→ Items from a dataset
● ● ● ● ● ● ●

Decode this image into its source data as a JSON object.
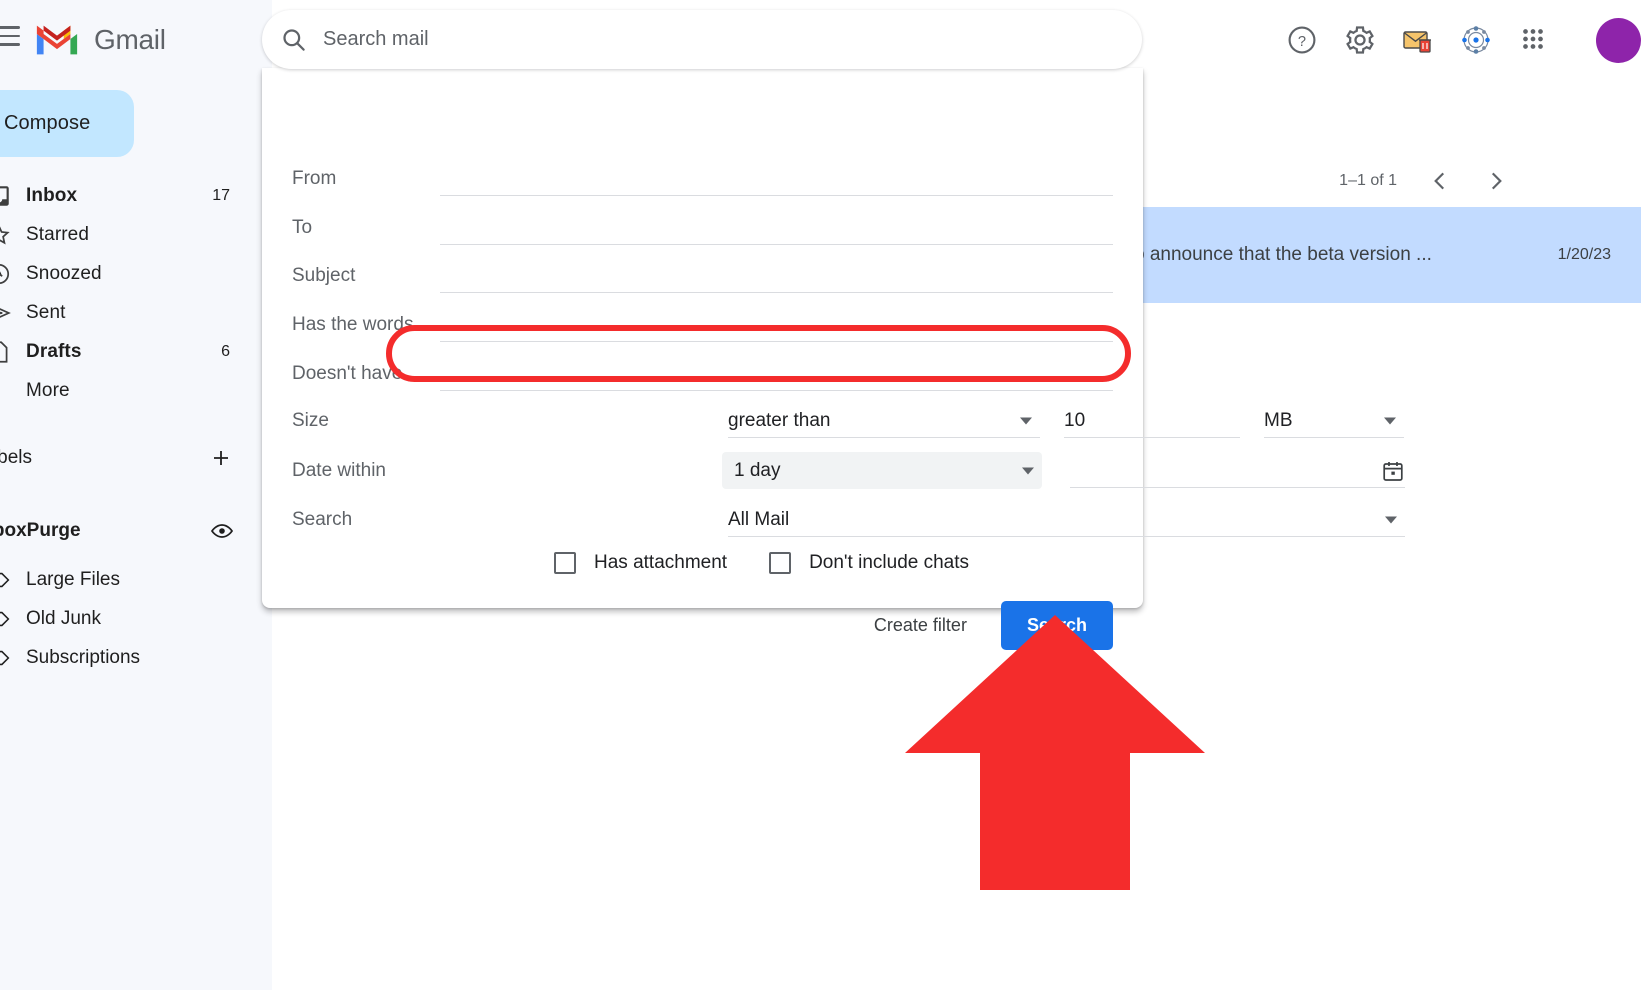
{
  "app": {
    "brand_name": "Gmail",
    "hamburger_icon": "hamburger-menu-icon",
    "logo_icon": "gmail-logo-icon"
  },
  "search": {
    "placeholder": "Search mail",
    "value": "",
    "icon": "search-icon"
  },
  "header_icons": [
    {
      "name": "help-icon",
      "label": "Support"
    },
    {
      "name": "gear-icon",
      "label": "Settings"
    },
    {
      "name": "mail-trash-icon",
      "label": "InboxPurge extension"
    },
    {
      "name": "network-icon",
      "label": "Extension"
    },
    {
      "name": "apps-grid-icon",
      "label": "Google apps"
    },
    {
      "name": "avatar",
      "label": "Account"
    }
  ],
  "sidebar": {
    "compose": {
      "label": "Compose",
      "icon": "pencil-icon"
    },
    "items": [
      {
        "label": "Inbox",
        "count": "17",
        "icon": "inbox-icon",
        "bold": true
      },
      {
        "label": "Starred",
        "count": "",
        "icon": "star-icon",
        "bold": false
      },
      {
        "label": "Snoozed",
        "count": "",
        "icon": "clock-icon",
        "bold": false
      },
      {
        "label": "Sent",
        "count": "",
        "icon": "send-icon",
        "bold": false
      },
      {
        "label": "Drafts",
        "count": "6",
        "icon": "draft-icon",
        "bold": true
      },
      {
        "label": "More",
        "count": "",
        "icon": "",
        "bold": false
      }
    ],
    "labels_header": {
      "label": "Labels",
      "add_icon": "plus-icon"
    },
    "group": {
      "label": "InboxPurge",
      "visibility_icon": "eye-icon"
    },
    "group_items": [
      {
        "label": "Large Files",
        "icon": "label-icon"
      },
      {
        "label": "Old Junk",
        "icon": "label-icon"
      },
      {
        "label": "Subscriptions",
        "icon": "label-icon"
      }
    ]
  },
  "maillist": {
    "pager_count": "1–1 of 1",
    "prev_icon": "chevron-left-icon",
    "next_icon": "chevron-right-icon",
    "rows": [
      {
        "snippet": "o announce that the beta version ...",
        "date": "1/20/23"
      }
    ]
  },
  "panel": {
    "fields": [
      {
        "key": "from",
        "label": "From",
        "value": ""
      },
      {
        "key": "to",
        "label": "To",
        "value": ""
      },
      {
        "key": "subject",
        "label": "Subject",
        "value": ""
      },
      {
        "key": "haswords",
        "label": "Has the words",
        "value": ""
      },
      {
        "key": "doesnt",
        "label": "Doesn't have",
        "value": ""
      }
    ],
    "size": {
      "label": "Size",
      "operator": "greater than",
      "value": "10",
      "unit": "MB"
    },
    "date": {
      "label": "Date within",
      "within": "1 day",
      "value": "",
      "calendar_icon": "calendar-icon"
    },
    "scope": {
      "label": "Search",
      "value": "All Mail"
    },
    "checkboxes": [
      {
        "label": "Has attachment",
        "checked": false
      },
      {
        "label": "Don't include chats",
        "checked": false
      }
    ],
    "create_filter_label": "Create filter",
    "search_button_label": "Search"
  },
  "annotations": {
    "highlight_box": {
      "target": "size-row",
      "color": "#f42c2c"
    },
    "arrow": {
      "target": "search-button",
      "direction": "up",
      "color": "#f42c2c"
    }
  },
  "colors": {
    "accent_blue": "#1a73e8",
    "compose_blue": "#c2e7ff",
    "row_selected": "#c2dbff",
    "sidebar_bg": "#f6f8fc",
    "annotation_red": "#f42c2c"
  }
}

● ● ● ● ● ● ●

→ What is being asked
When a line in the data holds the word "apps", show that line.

→ Response to the task
      "name": "apps-grid-icon",
      "label": "Google apps"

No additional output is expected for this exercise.